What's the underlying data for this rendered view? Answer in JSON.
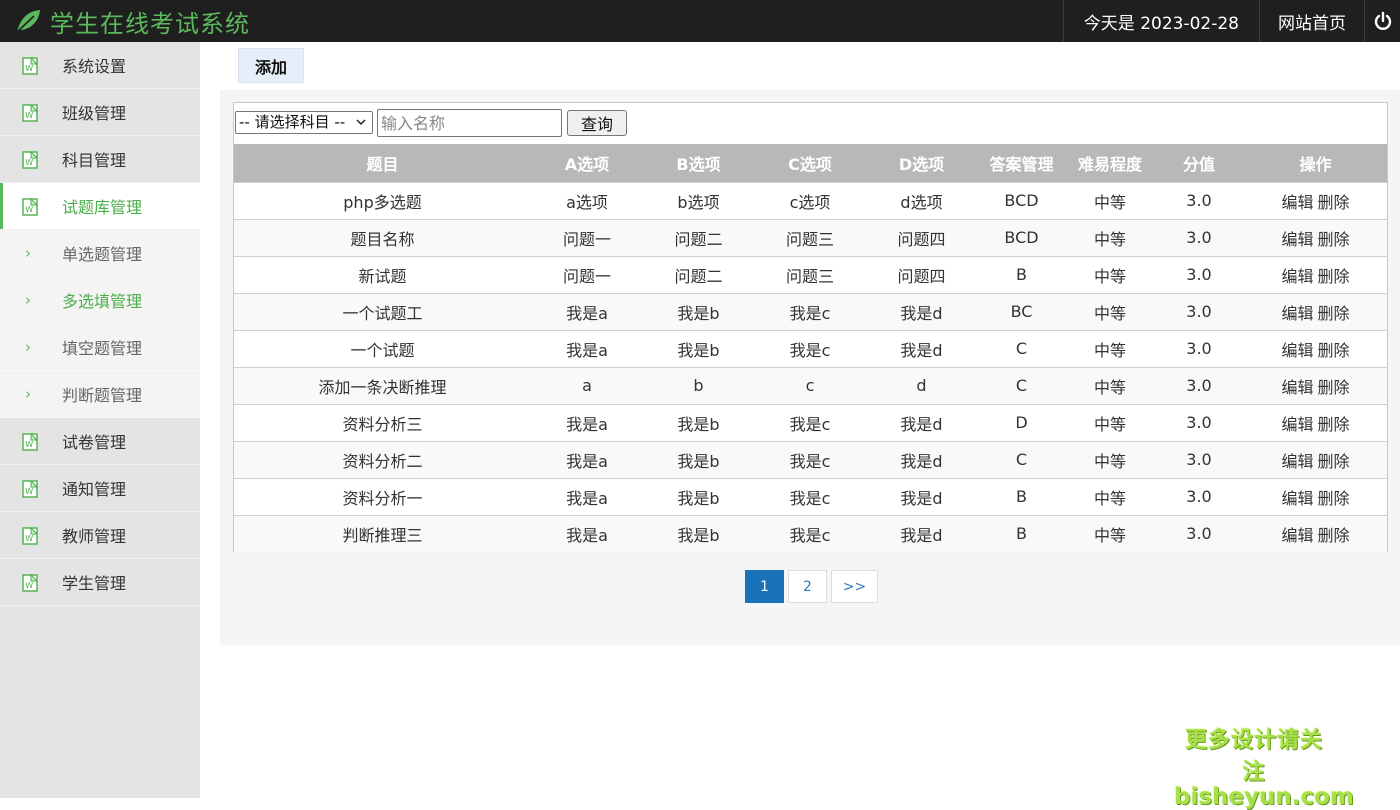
{
  "header": {
    "app_title": "学生在线考试系统",
    "date_text": "今天是 2023-02-28",
    "home_link": "网站首页",
    "brand_color": "#5cb85c"
  },
  "sidebar": {
    "items": [
      {
        "label": "系统设置",
        "icon": "document-icon"
      },
      {
        "label": "班级管理",
        "icon": "document-icon"
      },
      {
        "label": "科目管理",
        "icon": "document-icon"
      },
      {
        "label": "试题库管理",
        "icon": "document-icon",
        "active": true
      },
      {
        "label": "单选题管理",
        "icon": "chevron-right-icon",
        "sub": true
      },
      {
        "label": "多选填管理",
        "icon": "chevron-right-icon",
        "sub": true,
        "current": true
      },
      {
        "label": "填空题管理",
        "icon": "chevron-right-icon",
        "sub": true
      },
      {
        "label": "判断题管理",
        "icon": "chevron-right-icon",
        "sub": true
      },
      {
        "label": "试卷管理",
        "icon": "document-icon"
      },
      {
        "label": "通知管理",
        "icon": "document-icon"
      },
      {
        "label": "教师管理",
        "icon": "document-icon"
      },
      {
        "label": "学生管理",
        "icon": "document-icon"
      }
    ]
  },
  "toolbar": {
    "add_label": "添加"
  },
  "filter": {
    "subject_selected": "-- 请选择科目 --",
    "name_placeholder": "输入名称",
    "query_label": "查询"
  },
  "table": {
    "columns": [
      "题目",
      "A选项",
      "B选项",
      "C选项",
      "D选项",
      "答案管理",
      "难易程度",
      "分值",
      "操作"
    ],
    "edit_label": "编辑",
    "delete_label": "删除",
    "rows": [
      [
        "php多选题",
        "a选项",
        "b选项",
        "c选项",
        "d选项",
        "BCD",
        "中等",
        "3.0"
      ],
      [
        "题目名称",
        "问题一",
        "问题二",
        "问题三",
        "问题四",
        "BCD",
        "中等",
        "3.0"
      ],
      [
        "新试题",
        "问题一",
        "问题二",
        "问题三",
        "问题四",
        "B",
        "中等",
        "3.0"
      ],
      [
        "一个试题工",
        "我是a",
        "我是b",
        "我是c",
        "我是d",
        "BC",
        "中等",
        "3.0"
      ],
      [
        "一个试题",
        "我是a",
        "我是b",
        "我是c",
        "我是d",
        "C",
        "中等",
        "3.0"
      ],
      [
        "添加一条决断推理",
        "a",
        "b",
        "c",
        "d",
        "C",
        "中等",
        "3.0"
      ],
      [
        "资料分析三",
        "我是a",
        "我是b",
        "我是c",
        "我是d",
        "D",
        "中等",
        "3.0"
      ],
      [
        "资料分析二",
        "我是a",
        "我是b",
        "我是c",
        "我是d",
        "C",
        "中等",
        "3.0"
      ],
      [
        "资料分析一",
        "我是a",
        "我是b",
        "我是c",
        "我是d",
        "B",
        "中等",
        "3.0"
      ],
      [
        "判断推理三",
        "我是a",
        "我是b",
        "我是c",
        "我是d",
        "B",
        "中等",
        "3.0"
      ]
    ]
  },
  "pagination": {
    "pages": [
      "1",
      "2"
    ],
    "current": "1",
    "next_label": ">>"
  },
  "watermark": {
    "line1": "更多设计请关注",
    "line2": "bisheyun.com"
  }
}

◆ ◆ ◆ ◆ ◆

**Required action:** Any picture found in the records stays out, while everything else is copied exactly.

**Expected answer:**
What's the underlying data for this rendered view? Answer in JSON.
{
  "header": {
    "app_title": "学生在线考试系统",
    "date_text": "今天是 2023-02-28",
    "home_link": "网站首页",
    "brand_color": "#5cb85c"
  },
  "sidebar": {
    "items": [
      {
        "label": "系统设置",
        "icon": "document-icon"
      },
      {
        "label": "班级管理",
        "icon": "document-icon"
      },
      {
        "label": "科目管理",
        "icon": "document-icon"
      },
      {
        "label": "试题库管理",
        "icon": "document-icon",
        "active": true
      },
      {
        "label": "单选题管理",
        "icon": "chevron-right-icon",
        "sub": true
      },
      {
        "label": "多选填管理",
        "icon": "chevron-right-icon",
        "sub": true,
        "current": true
      },
      {
        "label": "填空题管理",
        "icon": "chevron-right-icon",
        "sub": true
      },
      {
        "label": "判断题管理",
        "icon": "chevron-right-icon",
        "sub": true
      },
      {
        "label": "试卷管理",
        "icon": "document-icon"
      },
      {
        "label": "通知管理",
        "icon": "document-icon"
      },
      {
        "label": "教师管理",
        "icon": "document-icon"
      },
      {
        "label": "学生管理",
        "icon": "document-icon"
      }
    ]
  },
  "toolbar": {
    "add_label": "添加"
  },
  "filter": {
    "subject_selected": "-- 请选择科目 --",
    "name_placeholder": "输入名称",
    "query_label": "查询"
  },
  "table": {
    "columns": [
      "题目",
      "A选项",
      "B选项",
      "C选项",
      "D选项",
      "答案管理",
      "难易程度",
      "分值",
      "操作"
    ],
    "edit_label": "编辑",
    "delete_label": "删除",
    "rows": [
      [
        "php多选题",
        "a选项",
        "b选项",
        "c选项",
        "d选项",
        "BCD",
        "中等",
        "3.0"
      ],
      [
        "题目名称",
        "问题一",
        "问题二",
        "问题三",
        "问题四",
        "BCD",
        "中等",
        "3.0"
      ],
      [
        "新试题",
        "问题一",
        "问题二",
        "问题三",
        "问题四",
        "B",
        "中等",
        "3.0"
      ],
      [
        "一个试题工",
        "我是a",
        "我是b",
        "我是c",
        "我是d",
        "BC",
        "中等",
        "3.0"
      ],
      [
        "一个试题",
        "我是a",
        "我是b",
        "我是c",
        "我是d",
        "C",
        "中等",
        "3.0"
      ],
      [
        "添加一条决断推理",
        "a",
        "b",
        "c",
        "d",
        "C",
        "中等",
        "3.0"
      ],
      [
        "资料分析三",
        "我是a",
        "我是b",
        "我是c",
        "我是d",
        "D",
        "中等",
        "3.0"
      ],
      [
        "资料分析二",
        "我是a",
        "我是b",
        "我是c",
        "我是d",
        "C",
        "中等",
        "3.0"
      ],
      [
        "资料分析一",
        "我是a",
        "我是b",
        "我是c",
        "我是d",
        "B",
        "中等",
        "3.0"
      ],
      [
        "判断推理三",
        "我是a",
        "我是b",
        "我是c",
        "我是d",
        "B",
        "中等",
        "3.0"
      ]
    ]
  },
  "pagination": {
    "pages": [
      "1",
      "2"
    ],
    "current": "1",
    "next_label": ">>"
  },
  "watermark": {
    "line1": "更多设计请关注",
    "line2": "bisheyun.com"
  }
}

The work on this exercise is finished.